First off, the odds were against them. Winning ten games in a row against anyone is incredibly improbable and winning eleven is even more so. In fact, ten games was the Indians longest winning streak in 2013 and the longest by any Indians team since August of 2008. While it was necessary to get as far as they did, the Indians would have been much better off had they been able to coast into the play-offs, winning only seven or eight of their last ten.

In addition to just plain bad luck, Alex Cobb matched up against the Indians in all the wrong ways. In general, as a patient team that likes to go deep in the count, but still strikes out a lot, the Indians were easy to take advantage of by Cobb, who had great stuff in this and each of his other appearances against Cleveland. Even his handedness was a liability as the Indians were one of the worst teams in the league at hitting right handers (.247). In fact, a large part of their success at the end of the year had to due with facing so many left handed starters. Against the right hander, the Indians were unable to make use of Mike Aviles at all, while Nick Swisher and Asdrubal Cabrera were forced to hit from their weak side.

Nick Swisher and Jason Kipnis deserve a lot of the blame as well, although their failures at the plate reflect very little on their ability as hitters. The Indians number two and number three hitters had chances in pivotal situations in the fifth and seventh innings when even a single could have turned around the whole game. With runners in scoring position the two combined to go 0-3 and between the two of them and Asdrubal Cabrera, ended six of the nine innings.

As has been the case all year, the bottom of the lineup and the Goon Squad in general did come through as much as they could. Yan Gomes and Ryan Raburn reached base four times, while recent back-up Lonnie Chisenhall hit safely in each of his first three at bats. While he did make the final out of the game, it was really decided much earlier when none of the Indians top hitters were able to knock in Chisenhall after he got on.
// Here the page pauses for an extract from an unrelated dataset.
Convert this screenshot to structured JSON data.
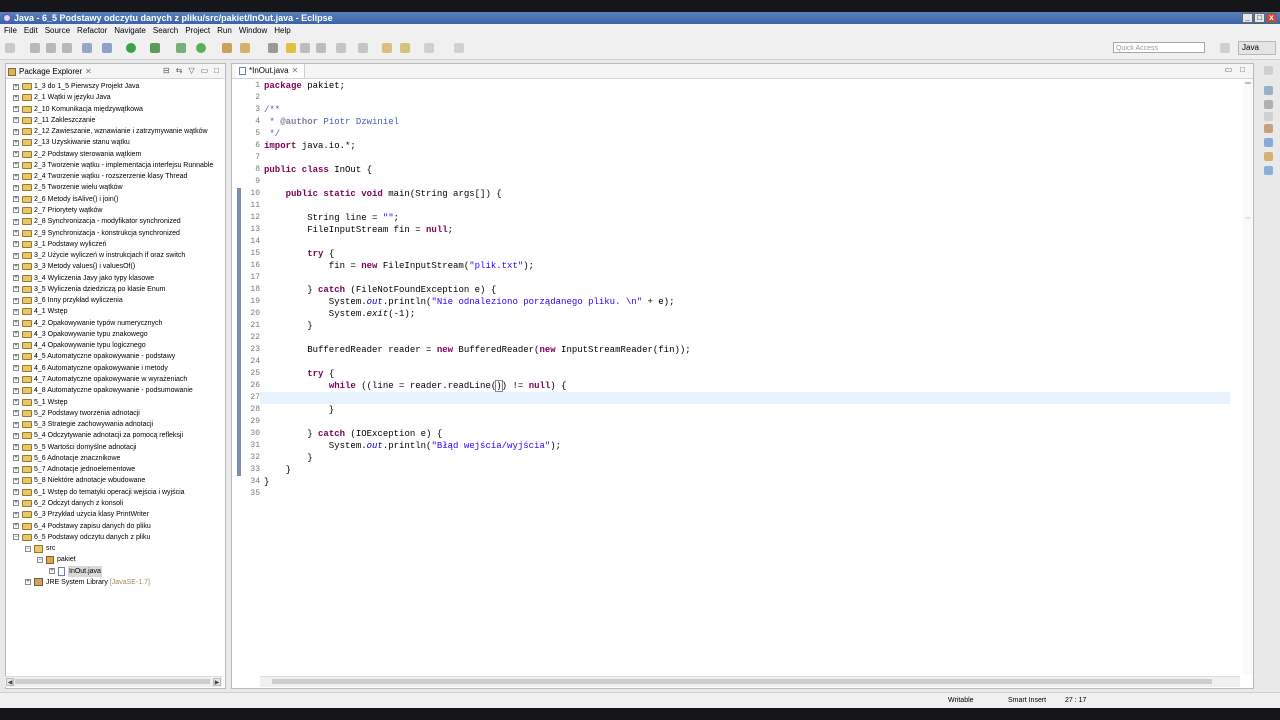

In the end, the team probably ended where it deserved. From their record against Detroit alone, it is obvious that they were not ready for the big guys this year, but things are just getting started. Kipnis just finished his second season and both he and Chisenhall will be getting closer to their prime next year. Michael Brantley and Carlos Santana should be able to continue their success from 2013 and the pitching staff is only going to get better with Trevor Bauer and Danny Salazar around for a full season.

While squandering any chance at a World Series is incredibly disappointing, at the Indians have hope this time that unlike 2001 and 2007, this team could return to the play-offs again in 2014, possibly as Division champions so they can avoid all the one game play-off silliness.

Joseph Coblitz

About Joseph Coblitz

Joseph is the primary writer and editor of BurningRiverBaseball.com and has been since its inception in 2011. He also writes for The Outside Corner and the Comeback and hosts the Tribe Time Now podcast. He is a graduate of the University of Akron and currently resides in Goodyear, Arizona the Spring Training home of the Cleveland Indians. Follow on twitter @BurningRiverBB